“Well we are,” Olaf joked, and then became serious. 

“My grandmother raised me. My mother was too busy galivanting around the globe interviewing idiot pop stars and running her nightclubs. Apparently I was more a hindrance than a child. She wouldn’t even let me visit her house. So I lived in this really loving and safe world, except when I knew my mother was
coming to Grandma’s. She’d ring in the afternoon, concoct some drama and say she’d deal with me later that night. And she would. She’d come storming into the house at some stupid hour of the night, drag me out of bed and flog me mercilessly. A fucking monster, Zac – terrorising a small kid and a little old
lady.”


Olaf ran his fingertips along the grain of the handrail, looking down at the water coursing across the pebbles and rocks.

“And they were the nights when I had that same weird experience as you while I drifted off to sleep.”

He turned his head, pretending to follow the hill line behind them and hoping the tears wouldn’t make it past the bottom of his sunglasses.

Liz may have been dead for 20 years but every welt still stung deep inside him.
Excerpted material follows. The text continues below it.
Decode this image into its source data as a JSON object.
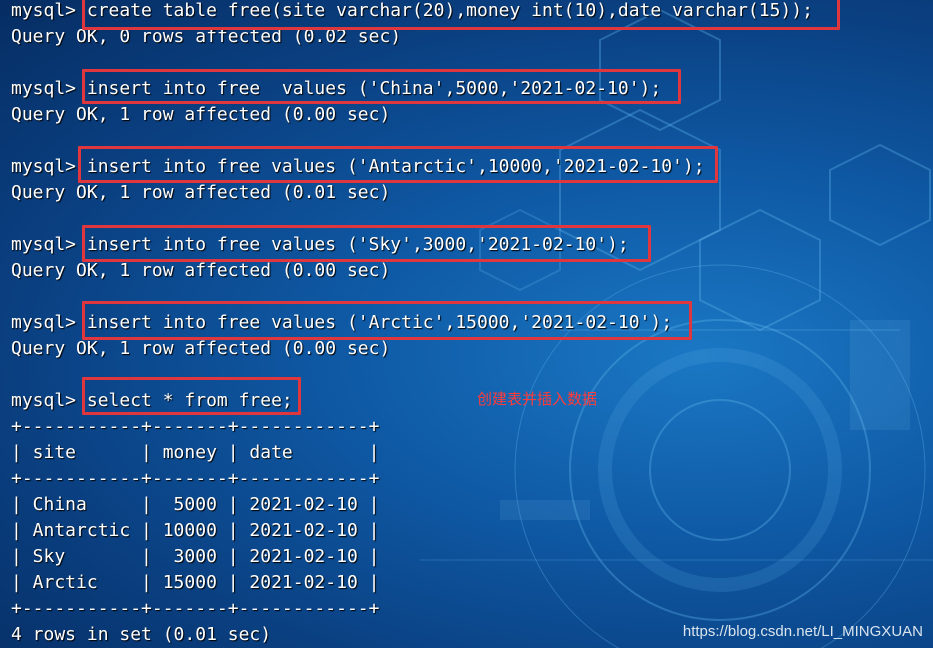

“I haven’t made the correlation with what the sensation was linked to, but I’m sure there is one,” said Zac.

“Hey, are you okay?”

Olaf contemplated changing the subject, diffusing the situation, distracting.

But why? The ethics of showing vulnerability to a client were debatable but he also knew Zac was offering one of the most challenging values for any drug addict: trust.

“Yeah, I’ll be alright. Thanks Zac.”

They hugged tightly and, when they parted, Olaf removed his sunglasses. Zac looked into Olaf’s teary eyes and gave his shoulders another reassuring squeeze.

“I’m glad that we met, man,” said Olaf.